Do not confuse laughter and happiness. Laughter is a sound, but happiness is a feeling of being contented and satisfied. When we become thoroughly absorbed in our craft, our brains release the happiness hormone dopamine. Work on your craft regularly, and your store of dopamine can grow, increasing your happiness.
Teachers, parents, grandparents, and others use crafts to educate children and further their development. Children learn cooking skills when they bake cookies with Grandma; building skills when they build a tree house with Father; and improve manual dexterity as they use new tools and methods completing educational crafts with teachers.

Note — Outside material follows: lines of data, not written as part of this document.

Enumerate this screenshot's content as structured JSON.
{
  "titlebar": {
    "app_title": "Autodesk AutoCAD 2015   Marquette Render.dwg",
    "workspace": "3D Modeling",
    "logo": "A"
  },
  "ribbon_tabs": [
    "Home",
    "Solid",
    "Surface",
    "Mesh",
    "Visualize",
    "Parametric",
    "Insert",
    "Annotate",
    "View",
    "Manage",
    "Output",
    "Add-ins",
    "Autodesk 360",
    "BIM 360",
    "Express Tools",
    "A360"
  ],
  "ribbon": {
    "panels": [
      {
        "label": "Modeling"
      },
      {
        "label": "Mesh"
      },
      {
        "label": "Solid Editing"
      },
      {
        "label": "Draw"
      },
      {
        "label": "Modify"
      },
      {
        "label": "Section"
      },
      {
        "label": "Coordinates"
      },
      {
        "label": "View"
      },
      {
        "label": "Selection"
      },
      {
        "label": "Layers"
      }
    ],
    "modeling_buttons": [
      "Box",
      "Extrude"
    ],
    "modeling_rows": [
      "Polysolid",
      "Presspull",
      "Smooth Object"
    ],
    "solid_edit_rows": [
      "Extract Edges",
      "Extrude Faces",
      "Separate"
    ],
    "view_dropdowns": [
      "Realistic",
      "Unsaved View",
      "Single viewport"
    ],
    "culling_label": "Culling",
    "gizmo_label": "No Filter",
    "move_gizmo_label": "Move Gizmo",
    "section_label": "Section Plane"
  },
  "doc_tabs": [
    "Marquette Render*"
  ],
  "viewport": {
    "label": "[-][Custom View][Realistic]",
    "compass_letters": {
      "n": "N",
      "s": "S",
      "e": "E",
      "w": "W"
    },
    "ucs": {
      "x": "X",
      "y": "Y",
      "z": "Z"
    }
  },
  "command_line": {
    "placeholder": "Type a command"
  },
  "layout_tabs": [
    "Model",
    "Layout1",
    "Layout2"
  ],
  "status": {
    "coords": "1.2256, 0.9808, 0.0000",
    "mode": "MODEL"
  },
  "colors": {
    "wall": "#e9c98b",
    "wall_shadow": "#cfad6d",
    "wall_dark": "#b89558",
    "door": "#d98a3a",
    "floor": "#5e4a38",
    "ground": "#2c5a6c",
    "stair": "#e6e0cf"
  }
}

Experts tell us that crafting can protect a brain from damage caused by aging. Scientists are beginning to study leisure activities’ impact on the brain… and crafting could reduce your chances of developing mild cognitive impairment by 30% to 50%, according to a 2011 study published in The Journal of Neuropsychiatry.
The British Journal of Occupational Therapy published a study of more than 3,500 knitters. That study showed that 81% of crafters who said they had depression reported feeling less depressed after knitting. More than half said they felt “very happy.” It turns out that the same happiness hormone discussed above helps reduce depression.
Happy crafters benefit from saving money. Of course, crafting is no longer a necessary pastime, so it is no longer cheaper than premade products. However, you can still afford to make wonderful gifts for yourself and others. Once you read my blog post, “How to Save Money on Craft Supplies”, you will love this benefit of crafters!
Strengthen Family Ties
Leave all electronic devices in another room and tackle a craft project with your family. Crafting together can strengthen family bonds. Create a wall hanging with the driftwood and seashells gathered on your beach vacation, or a decorative family tree. The best crafters know that designing, cutting, painting, coloring, gluing, etc. bring families closer.
The 10 benefits happy crafters enjoy can be yours in whichever of the five basic types of craft you choose: decorative, fashion, functional, paper, or textile. Share your craft with others and you will spread the benefits.